Most bistros, where burgers are the main menu item, tend to play up the casual nature of eating the ubiquitous fast food with décor that echoes a roadside deli. Not so in Palermo, Italy. Tritalo Arte del Gusto (or Chop It) is a tiny burger joint that has the sublime elegance of a Park Avenue shoe store.
Designed by local firm , the space is long and narrow, but one of its most impressive features is a high ceiling with a motif depicting a pair of cherubs floating around flowers and garlands. The artwork is contained by an ornate frame of gold-hued molding.
To complement the Baroque ceiling, DiDeA went minimal by inserting an all-in-one volume containing an open kitchen, a service and customer countertop, and washrooms. Built from a grid of metallic frames, the volume is designed to optimize and exploit the 38-square-metre cafe, yet not interfere with the vaulted ceilings. The lower part of the interior uses white wooden tiles clad with a French herringbone pattern, while gres tiles are on the floor.
Rose gold accents give Tritalo its warmth, with the metallic tone defining its simple geometries and bringing attention to some of the smaller details, like the tubular footsteps at the base of the counter. Spherical chandeliers, even the washrooms’ door handles, use the coppery hue.

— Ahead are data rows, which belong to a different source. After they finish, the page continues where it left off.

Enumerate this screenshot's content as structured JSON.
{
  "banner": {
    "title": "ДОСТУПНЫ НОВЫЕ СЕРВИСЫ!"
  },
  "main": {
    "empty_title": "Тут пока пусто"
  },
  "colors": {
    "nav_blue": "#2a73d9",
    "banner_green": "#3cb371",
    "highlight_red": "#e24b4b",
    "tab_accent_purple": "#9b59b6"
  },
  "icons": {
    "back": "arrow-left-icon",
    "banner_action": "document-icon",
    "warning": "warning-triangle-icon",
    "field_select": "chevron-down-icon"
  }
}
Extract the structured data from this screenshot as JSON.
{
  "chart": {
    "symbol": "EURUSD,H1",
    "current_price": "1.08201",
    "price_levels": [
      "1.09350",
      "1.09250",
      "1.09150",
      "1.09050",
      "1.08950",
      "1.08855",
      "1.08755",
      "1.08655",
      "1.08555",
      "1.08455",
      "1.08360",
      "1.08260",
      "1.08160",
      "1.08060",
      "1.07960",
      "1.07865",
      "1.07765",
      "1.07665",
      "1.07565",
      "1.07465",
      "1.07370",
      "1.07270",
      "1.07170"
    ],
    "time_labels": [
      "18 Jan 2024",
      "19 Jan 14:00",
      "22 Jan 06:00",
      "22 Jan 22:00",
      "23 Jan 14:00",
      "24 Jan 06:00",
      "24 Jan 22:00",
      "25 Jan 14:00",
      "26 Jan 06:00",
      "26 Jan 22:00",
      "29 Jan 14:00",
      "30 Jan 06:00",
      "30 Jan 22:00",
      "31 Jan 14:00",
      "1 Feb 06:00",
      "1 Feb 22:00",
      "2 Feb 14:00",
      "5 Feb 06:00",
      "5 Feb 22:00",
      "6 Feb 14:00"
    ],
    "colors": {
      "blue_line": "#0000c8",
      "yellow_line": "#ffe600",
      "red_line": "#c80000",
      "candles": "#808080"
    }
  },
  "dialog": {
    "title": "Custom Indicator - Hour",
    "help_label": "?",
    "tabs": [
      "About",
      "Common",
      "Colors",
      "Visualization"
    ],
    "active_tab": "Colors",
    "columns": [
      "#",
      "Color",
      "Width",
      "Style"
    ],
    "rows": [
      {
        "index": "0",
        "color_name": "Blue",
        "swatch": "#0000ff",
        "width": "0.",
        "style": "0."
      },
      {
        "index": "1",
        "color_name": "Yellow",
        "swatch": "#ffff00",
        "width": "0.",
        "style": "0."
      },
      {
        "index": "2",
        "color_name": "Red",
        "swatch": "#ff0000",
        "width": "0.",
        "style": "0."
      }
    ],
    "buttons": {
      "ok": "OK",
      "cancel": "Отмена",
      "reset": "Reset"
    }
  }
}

Rose gold iron was the leitmotif of the project, says the firm. The soft palette has been trending for the past few years now, but it is still intriguing to see it applied to the most casual of diners. Says DiDeA: “Our goal was to make a place that distinguishes itself from the predominant industrial style of many bistros.”